Over the next decade, while an intelligence officer, I earned a doctorate in military history and Soviet and East European affairs. I also taught history at the Air Force Academy and Air War College.
After God’s grace found me, I discovered combining faith with history is better than blindly stumbling through life. One can put faith in false gods, or a form of spiritualism wrapped around the “God of one’s own understanding,” or more inanely, one’s “innate goodness.” History is also subject to misinterpretation with current popular approaches skewed by race, gender, sexual orientation, class, and political ideology.
Over the last half century, the Judeo-Christian world abandoned a worldview focused on God as the author or arbiter of human events.

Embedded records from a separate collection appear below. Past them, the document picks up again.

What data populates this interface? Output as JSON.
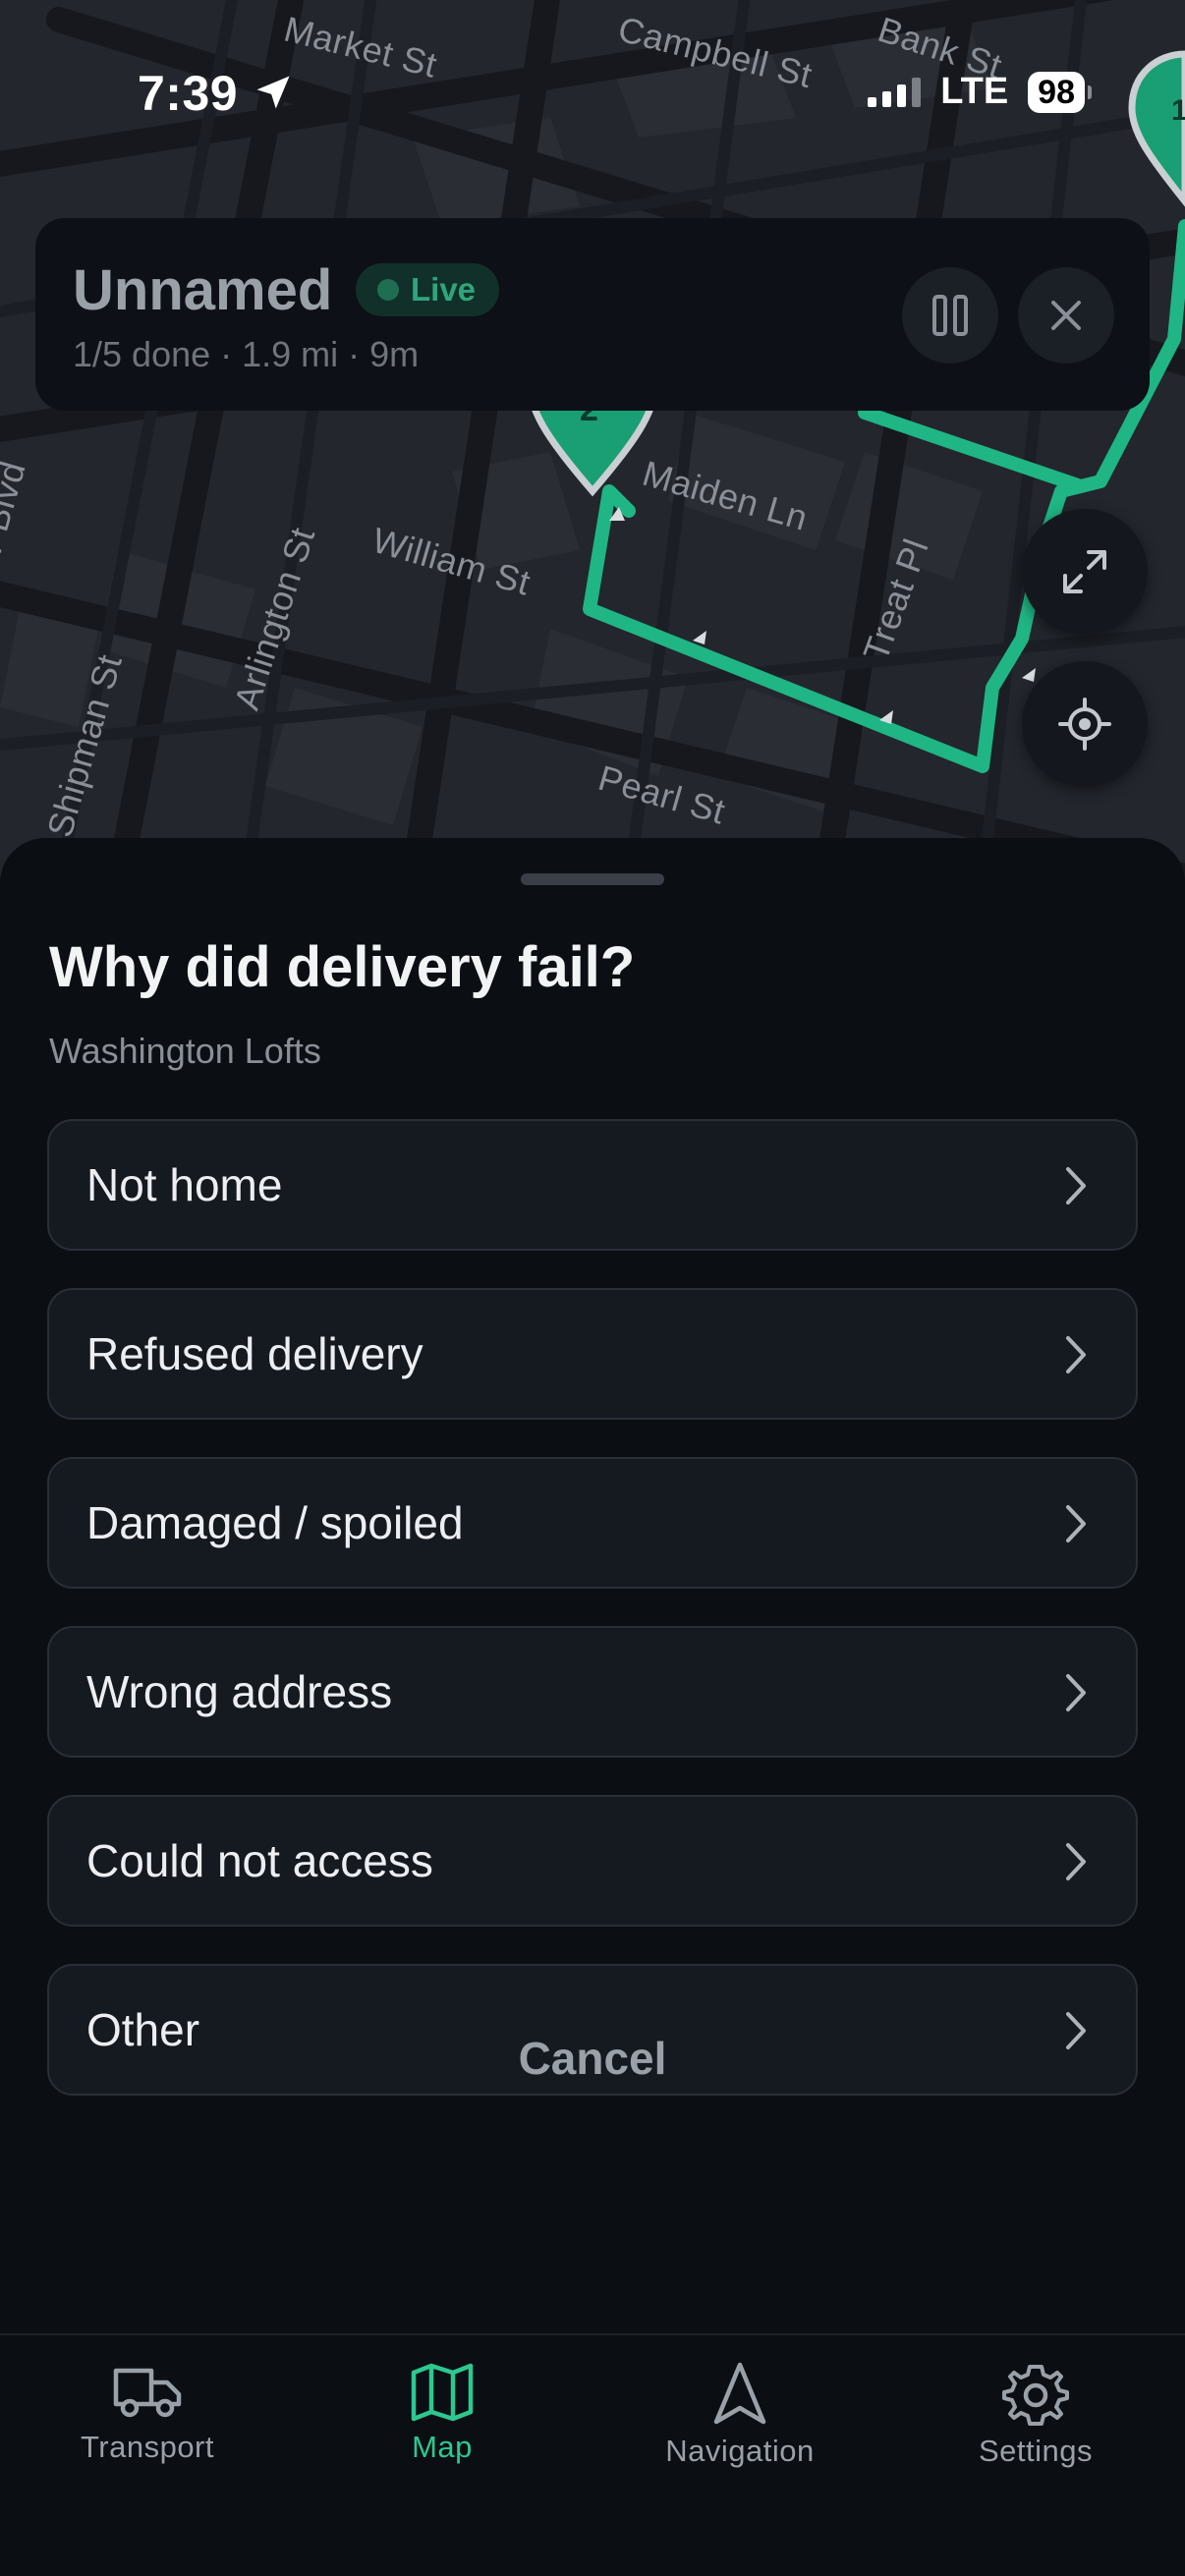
{
  "status_bar": {
    "time": "7:39",
    "network": "LTE",
    "battery": "98"
  },
  "map": {
    "streets": [
      "Market St",
      "Campbell St",
      "Bank St",
      "Maiden Ln",
      "William St",
      "Arlington St",
      "Treat Pl",
      "Shipman St",
      "Pearl St",
      "King Jr Blvd"
    ],
    "markers": [
      "1",
      "2"
    ]
  },
  "route_card": {
    "title": "Unnamed",
    "status": "Live",
    "summary": "1/5 done · 1.9 mi · 9m",
    "pause_icon": "pause-icon",
    "close_icon": "close-icon"
  },
  "map_controls": {
    "expand_icon": "expand-icon",
    "locate_icon": "locate-icon"
  },
  "sheet": {
    "title": "Why did delivery fail?",
    "subtitle": "Washington Lofts",
    "options": [
      {
        "label": "Not home"
      },
      {
        "label": "Refused delivery"
      },
      {
        "label": "Damaged / spoiled"
      },
      {
        "label": "Wrong address"
      },
      {
        "label": "Could not access"
      },
      {
        "label": "Other"
      }
    ],
    "cancel_label": "Cancel"
  },
  "tab_bar": {
    "tabs": [
      {
        "label": "Transport",
        "icon": "truck-icon"
      },
      {
        "label": "Map",
        "icon": "map-icon",
        "active": true
      },
      {
        "label": "Navigation",
        "icon": "navigation-icon"
      },
      {
        "label": "Settings",
        "icon": "gear-icon"
      }
    ],
    "active_color": "#2cc88f"
  },
  "colors": {
    "route": "#1fb584",
    "accent": "#2cc88f",
    "sheet_bg": "#0b0e13"
  }
}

Along the way since 1961, God’s work stopped being “truly our own.”
To unbelievers, Israel’s restoration to nationhood may seem incompatible with historically cataclysmic events. Russia’s alliance with neo-Persian radical Islamist Shi’ite Iran and Moscow’s move into Syria places Russian SU-24 fighter-bombers a four-minute bomb run away from Jerusalem. Couple that to the rise of Islamist fundamentalism vowing the destruction of the Judeo-Christian West with Israel’s obliteration a given, then the confluence of faith and history seems worth considering.
Washington’s focus on climate change as an apocalyptic threat abdicates leadership in molding events with global implications to Vladimir Putin, a Russian patriot who accomplished what no czar or commissar could: establish Moscow as the major Middle East power broker with access to the Mediterranean. President Obama’s foreign policy facilitated Putin’s rise.
Consequently, Russia installed an advanced air defense system at Syria’s Latakia Air Base to protect its SU-24 fighter-bombers and SU-25 ground-attack aircraft currently bombing Syrian rebels opposed to Syrian President Bashar al Assad, and occasionally ISIS. That air defense system, with the world’s most advanced S-300 and S-400 surface-to-air missiles, establishes a defacto no-fly zone over a 400 mile radius encompassing American planes at Incirlik, Turkey, all Israeli air bases, as well as airspace used by US Navy F-18s on carriers in the eastern Mediterranean. Iran can funnel weapons to Hezbollah in Lebanon without fear of Israeli aerial interdiction.
Additionally, the Russians can prevent Israeli planes from striking Iran by blasting them from the sky shortly after takeoff. This leaves Israel with few options to prevent Iran from acquiring nuclear weapons with which Ayatollah Ali Khamenei promises to annihilate Israel. If Israel uses its nuclear rockets or cruise missiles on Iranian facilities and Russia retaliates, Armageddon is at hand.
Where has American foreign policy gone in the 55 years since President John F. Kennedy ended his Inaugural Address by looking to faith and history? Turning to gods “of our own understanding” rather than the sovereign God of history opens the way to our own destruction, ultimately our Armageddon.
Earl Tilford is a military historian and fellow for the Middle East & terrorism with The Center for Vision & Values at Grove City College. A retired Air Force intelligence officer, he earned his PhD in American and European military history at George Washington University. From 1993 to 2001, he served as Director of Research at the U.S. Army’s Strategic Studies Institute. In 2001, he left Government service for a professorship at Grove City College, where he taught courses in military history, national security, international and domestic terrorism, and counter-terrorism.
Photo Credit: Russian S-400 Missiles in Syria in November 2015, via Wikimedia Commons and Ministry of Defense of the Russian Federation (mil.ru)